**Your objective**
The required output is the exact run of lines from the one that contains "Transcribe this image's" to the end of the data, with every picture left out.

Material for this task Start Marker

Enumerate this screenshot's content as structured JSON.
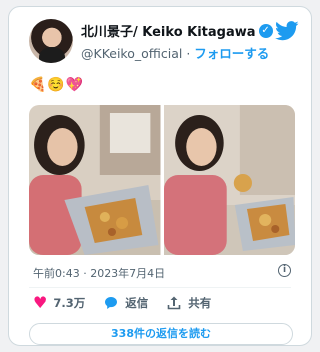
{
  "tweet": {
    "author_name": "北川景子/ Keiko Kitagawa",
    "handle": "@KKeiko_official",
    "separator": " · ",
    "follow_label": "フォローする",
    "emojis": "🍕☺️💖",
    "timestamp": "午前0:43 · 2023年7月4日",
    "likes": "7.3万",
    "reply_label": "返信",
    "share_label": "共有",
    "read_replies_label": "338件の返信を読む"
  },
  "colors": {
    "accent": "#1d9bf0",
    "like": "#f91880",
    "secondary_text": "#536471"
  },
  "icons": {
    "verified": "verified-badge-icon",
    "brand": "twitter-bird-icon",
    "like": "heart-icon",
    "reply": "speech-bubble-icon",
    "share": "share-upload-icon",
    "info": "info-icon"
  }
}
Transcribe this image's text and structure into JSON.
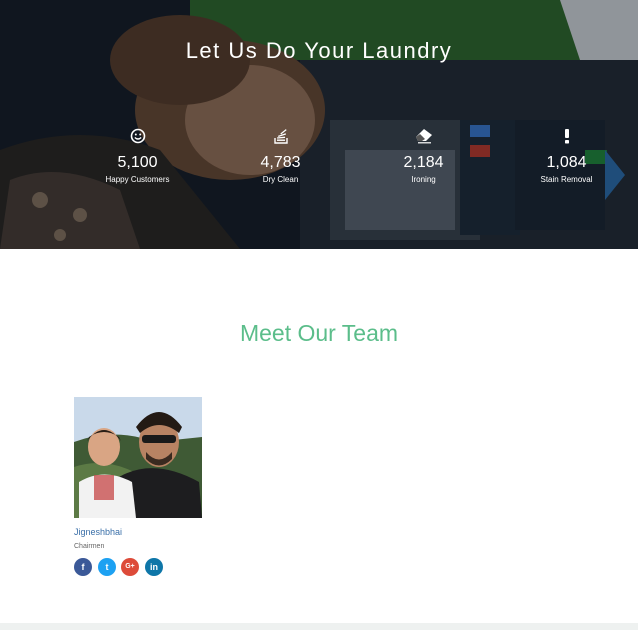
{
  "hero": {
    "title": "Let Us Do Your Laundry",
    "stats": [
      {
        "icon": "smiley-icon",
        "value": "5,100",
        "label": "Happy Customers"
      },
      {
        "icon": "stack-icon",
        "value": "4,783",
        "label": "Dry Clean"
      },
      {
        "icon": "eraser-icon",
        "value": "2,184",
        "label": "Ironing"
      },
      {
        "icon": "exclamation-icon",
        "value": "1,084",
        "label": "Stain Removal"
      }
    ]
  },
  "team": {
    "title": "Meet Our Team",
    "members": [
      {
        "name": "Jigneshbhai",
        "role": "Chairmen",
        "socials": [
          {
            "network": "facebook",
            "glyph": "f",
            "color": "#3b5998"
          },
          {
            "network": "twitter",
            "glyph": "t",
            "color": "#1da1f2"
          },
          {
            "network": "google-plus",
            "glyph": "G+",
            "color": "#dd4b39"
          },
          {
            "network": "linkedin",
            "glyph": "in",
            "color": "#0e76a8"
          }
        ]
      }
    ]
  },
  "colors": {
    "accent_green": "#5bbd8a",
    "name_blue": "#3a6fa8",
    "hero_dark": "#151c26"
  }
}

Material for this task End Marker

**Response to this task**
Transcribe this image's text and structure into JSON.
{
  "hero": {
    "title": "Let Us Do Your Laundry",
    "stats": [
      {
        "icon": "smiley-icon",
        "value": "5,100",
        "label": "Happy Customers"
      },
      {
        "icon": "stack-icon",
        "value": "4,783",
        "label": "Dry Clean"
      },
      {
        "icon": "eraser-icon",
        "value": "2,184",
        "label": "Ironing"
      },
      {
        "icon": "exclamation-icon",
        "value": "1,084",
        "label": "Stain Removal"
      }
    ]
  },
  "team": {
    "title": "Meet Our Team",
    "members": [
      {
        "name": "Jigneshbhai",
        "role": "Chairmen",
        "socials": [
          {
            "network": "facebook",
            "glyph": "f",
            "color": "#3b5998"
          },
          {
            "network": "twitter",
            "glyph": "t",
            "color": "#1da1f2"
          },
          {
            "network": "google-plus",
            "glyph": "G+",
            "color": "#dd4b39"
          },
          {
            "network": "linkedin",
            "glyph": "in",
            "color": "#0e76a8"
          }
        ]
      }
    ]
  },
  "colors": {
    "accent_green": "#5bbd8a",
    "name_blue": "#3a6fa8",
    "hero_dark": "#151c26"
  }
}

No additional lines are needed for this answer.